* Exercise objective
Tally the lines in the following entries that include the word "title"; state only the total.
== Provided records
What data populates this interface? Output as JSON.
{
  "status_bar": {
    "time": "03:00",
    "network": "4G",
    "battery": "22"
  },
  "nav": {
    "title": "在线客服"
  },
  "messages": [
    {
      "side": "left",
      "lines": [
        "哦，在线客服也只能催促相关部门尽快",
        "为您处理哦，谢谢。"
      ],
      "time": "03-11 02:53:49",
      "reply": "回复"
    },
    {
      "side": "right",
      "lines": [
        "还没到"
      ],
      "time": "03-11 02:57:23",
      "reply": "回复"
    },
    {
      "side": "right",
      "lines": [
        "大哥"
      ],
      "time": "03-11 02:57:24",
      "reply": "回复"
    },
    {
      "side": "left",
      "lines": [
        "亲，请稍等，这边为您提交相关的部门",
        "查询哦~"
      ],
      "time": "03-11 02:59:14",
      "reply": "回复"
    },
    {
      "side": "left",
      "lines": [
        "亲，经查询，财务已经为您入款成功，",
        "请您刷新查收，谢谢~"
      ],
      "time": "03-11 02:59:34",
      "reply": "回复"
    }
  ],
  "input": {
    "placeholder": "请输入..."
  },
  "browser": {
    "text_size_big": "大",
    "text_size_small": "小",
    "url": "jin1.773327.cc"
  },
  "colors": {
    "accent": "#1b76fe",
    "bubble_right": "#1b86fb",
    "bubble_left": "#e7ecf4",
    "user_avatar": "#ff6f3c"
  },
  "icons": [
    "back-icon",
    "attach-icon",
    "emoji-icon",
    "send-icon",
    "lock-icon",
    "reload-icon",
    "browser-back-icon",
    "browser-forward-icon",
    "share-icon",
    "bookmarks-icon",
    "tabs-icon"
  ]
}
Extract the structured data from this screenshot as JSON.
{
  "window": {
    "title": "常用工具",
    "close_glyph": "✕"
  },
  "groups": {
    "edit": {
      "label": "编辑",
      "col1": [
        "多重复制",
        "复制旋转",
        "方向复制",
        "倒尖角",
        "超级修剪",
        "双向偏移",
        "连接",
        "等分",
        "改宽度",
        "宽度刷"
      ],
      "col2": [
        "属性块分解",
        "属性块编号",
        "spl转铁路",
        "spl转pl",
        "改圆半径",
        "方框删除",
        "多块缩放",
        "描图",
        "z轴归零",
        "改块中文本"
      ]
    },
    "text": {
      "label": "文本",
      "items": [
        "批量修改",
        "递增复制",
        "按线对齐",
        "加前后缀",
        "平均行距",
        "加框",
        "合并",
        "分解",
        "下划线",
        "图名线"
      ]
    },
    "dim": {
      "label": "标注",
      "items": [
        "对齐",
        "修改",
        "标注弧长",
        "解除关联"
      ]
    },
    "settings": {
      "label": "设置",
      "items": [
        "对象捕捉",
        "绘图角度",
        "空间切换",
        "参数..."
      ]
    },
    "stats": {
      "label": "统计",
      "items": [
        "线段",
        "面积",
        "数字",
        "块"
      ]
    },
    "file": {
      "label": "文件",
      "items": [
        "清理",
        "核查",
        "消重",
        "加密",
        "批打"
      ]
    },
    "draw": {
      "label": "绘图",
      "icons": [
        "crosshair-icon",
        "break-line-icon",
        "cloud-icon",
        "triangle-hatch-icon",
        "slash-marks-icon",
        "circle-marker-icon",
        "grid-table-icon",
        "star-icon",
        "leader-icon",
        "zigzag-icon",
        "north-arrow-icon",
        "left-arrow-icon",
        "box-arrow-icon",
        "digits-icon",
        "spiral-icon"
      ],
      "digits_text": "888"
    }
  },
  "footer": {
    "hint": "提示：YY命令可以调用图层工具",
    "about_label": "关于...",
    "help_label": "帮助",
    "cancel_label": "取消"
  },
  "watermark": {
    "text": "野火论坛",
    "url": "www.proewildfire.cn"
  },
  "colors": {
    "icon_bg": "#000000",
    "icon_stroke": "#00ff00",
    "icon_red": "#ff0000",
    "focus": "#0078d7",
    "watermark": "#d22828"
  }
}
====
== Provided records
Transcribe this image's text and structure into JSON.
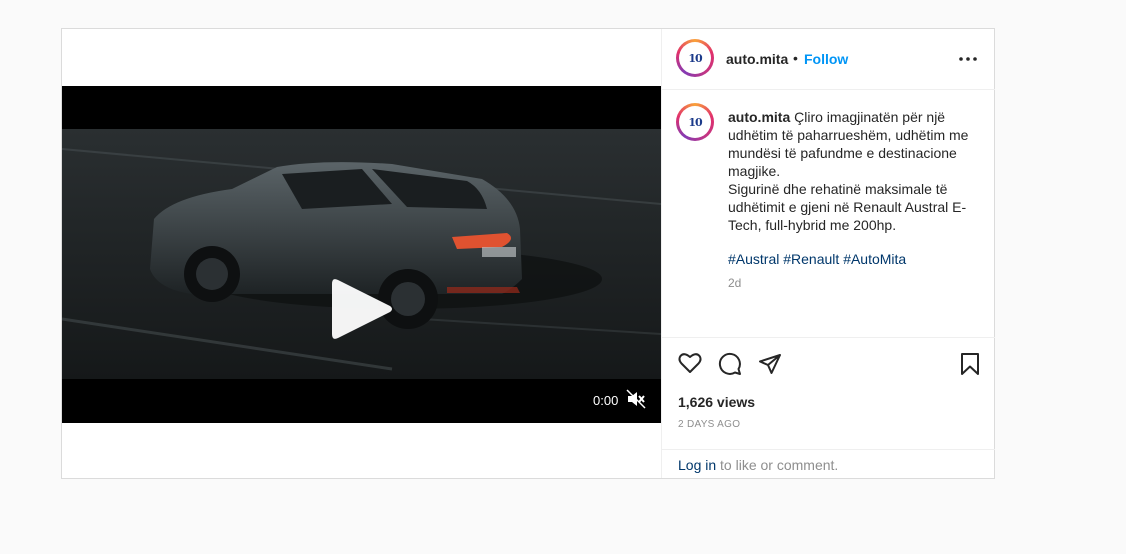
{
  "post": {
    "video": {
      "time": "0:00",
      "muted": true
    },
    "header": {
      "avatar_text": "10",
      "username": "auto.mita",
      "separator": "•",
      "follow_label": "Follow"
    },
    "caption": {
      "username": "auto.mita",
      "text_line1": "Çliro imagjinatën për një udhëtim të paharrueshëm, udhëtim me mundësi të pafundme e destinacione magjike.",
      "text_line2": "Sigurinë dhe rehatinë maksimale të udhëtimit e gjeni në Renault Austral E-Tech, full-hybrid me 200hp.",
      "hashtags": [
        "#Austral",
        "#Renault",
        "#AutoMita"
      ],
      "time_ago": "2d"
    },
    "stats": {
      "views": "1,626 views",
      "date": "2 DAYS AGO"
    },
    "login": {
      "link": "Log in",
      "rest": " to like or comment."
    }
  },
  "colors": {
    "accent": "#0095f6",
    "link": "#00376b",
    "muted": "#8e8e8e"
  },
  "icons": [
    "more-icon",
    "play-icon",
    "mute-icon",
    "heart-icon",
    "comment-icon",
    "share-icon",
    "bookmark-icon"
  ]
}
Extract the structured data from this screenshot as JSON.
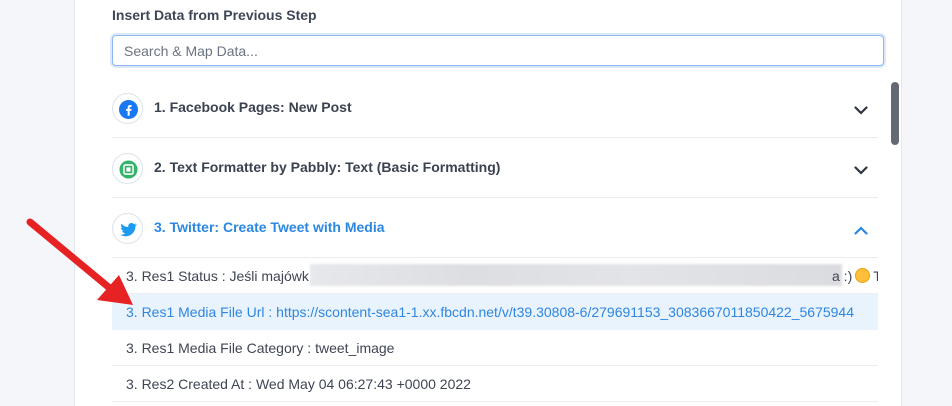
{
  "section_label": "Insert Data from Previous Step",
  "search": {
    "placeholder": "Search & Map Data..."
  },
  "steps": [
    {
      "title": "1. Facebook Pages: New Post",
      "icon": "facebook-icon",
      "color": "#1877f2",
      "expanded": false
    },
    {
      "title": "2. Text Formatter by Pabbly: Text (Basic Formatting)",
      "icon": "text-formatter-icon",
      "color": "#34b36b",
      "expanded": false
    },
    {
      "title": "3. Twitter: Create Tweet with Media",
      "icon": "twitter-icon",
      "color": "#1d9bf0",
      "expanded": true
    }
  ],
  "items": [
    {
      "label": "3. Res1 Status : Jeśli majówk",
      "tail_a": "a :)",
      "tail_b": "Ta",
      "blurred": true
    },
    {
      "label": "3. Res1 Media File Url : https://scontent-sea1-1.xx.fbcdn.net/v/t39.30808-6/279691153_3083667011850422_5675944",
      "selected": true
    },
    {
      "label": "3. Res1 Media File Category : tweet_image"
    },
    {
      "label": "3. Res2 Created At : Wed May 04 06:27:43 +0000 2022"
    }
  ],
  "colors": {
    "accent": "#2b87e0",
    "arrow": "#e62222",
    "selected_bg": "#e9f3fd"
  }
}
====
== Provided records
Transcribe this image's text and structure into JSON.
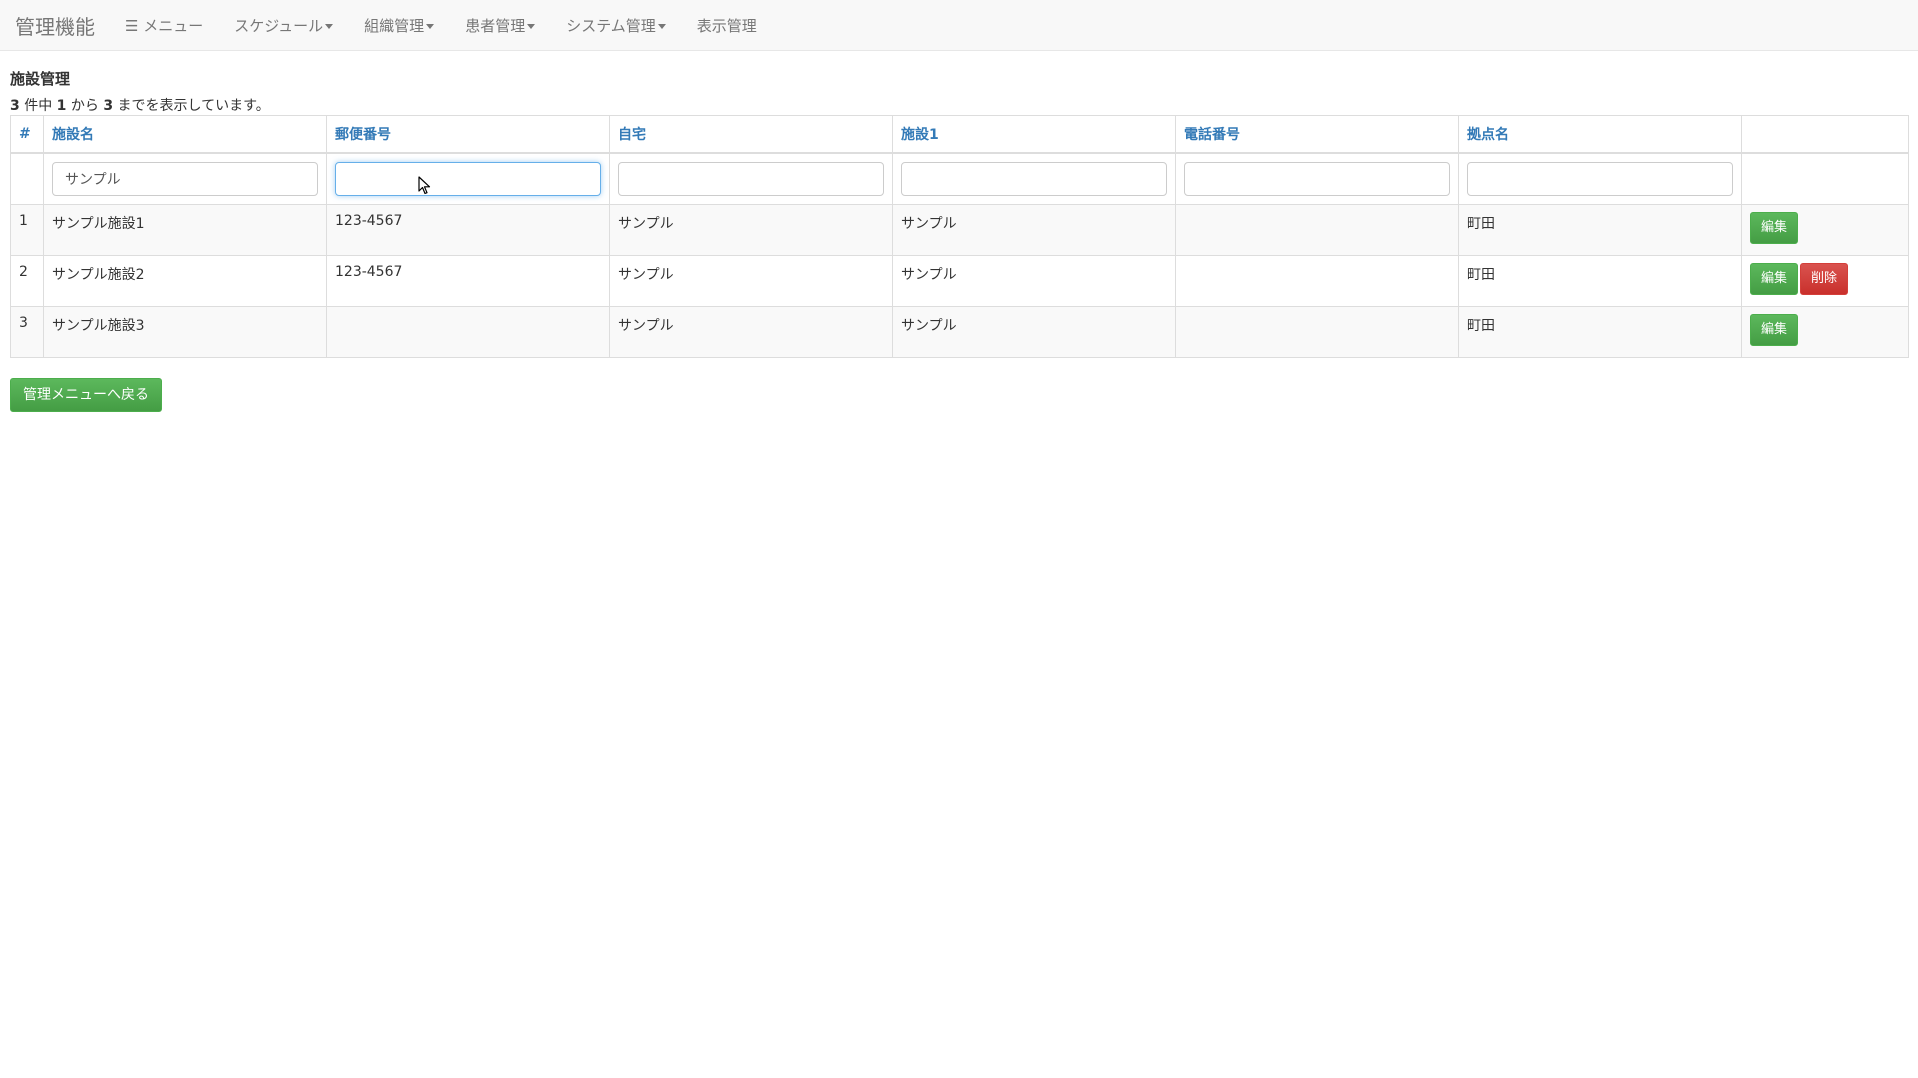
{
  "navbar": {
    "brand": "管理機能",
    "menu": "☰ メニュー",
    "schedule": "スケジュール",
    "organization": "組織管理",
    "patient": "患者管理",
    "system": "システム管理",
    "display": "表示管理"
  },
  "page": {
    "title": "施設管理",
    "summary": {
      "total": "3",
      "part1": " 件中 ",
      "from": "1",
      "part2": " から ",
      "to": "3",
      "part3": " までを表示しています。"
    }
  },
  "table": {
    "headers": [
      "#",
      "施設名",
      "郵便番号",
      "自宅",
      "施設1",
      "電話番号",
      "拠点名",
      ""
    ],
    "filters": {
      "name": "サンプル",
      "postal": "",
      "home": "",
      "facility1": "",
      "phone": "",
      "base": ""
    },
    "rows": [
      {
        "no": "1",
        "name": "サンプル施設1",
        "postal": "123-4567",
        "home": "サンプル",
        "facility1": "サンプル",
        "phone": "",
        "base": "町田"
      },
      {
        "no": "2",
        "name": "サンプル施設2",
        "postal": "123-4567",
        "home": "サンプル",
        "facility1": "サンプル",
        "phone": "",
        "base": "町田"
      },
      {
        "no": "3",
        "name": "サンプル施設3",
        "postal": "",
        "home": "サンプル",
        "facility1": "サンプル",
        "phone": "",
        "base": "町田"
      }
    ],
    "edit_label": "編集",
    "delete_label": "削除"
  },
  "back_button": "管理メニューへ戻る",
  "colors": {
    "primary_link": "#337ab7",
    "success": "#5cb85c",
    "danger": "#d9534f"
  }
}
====
* Answer to this exercise
6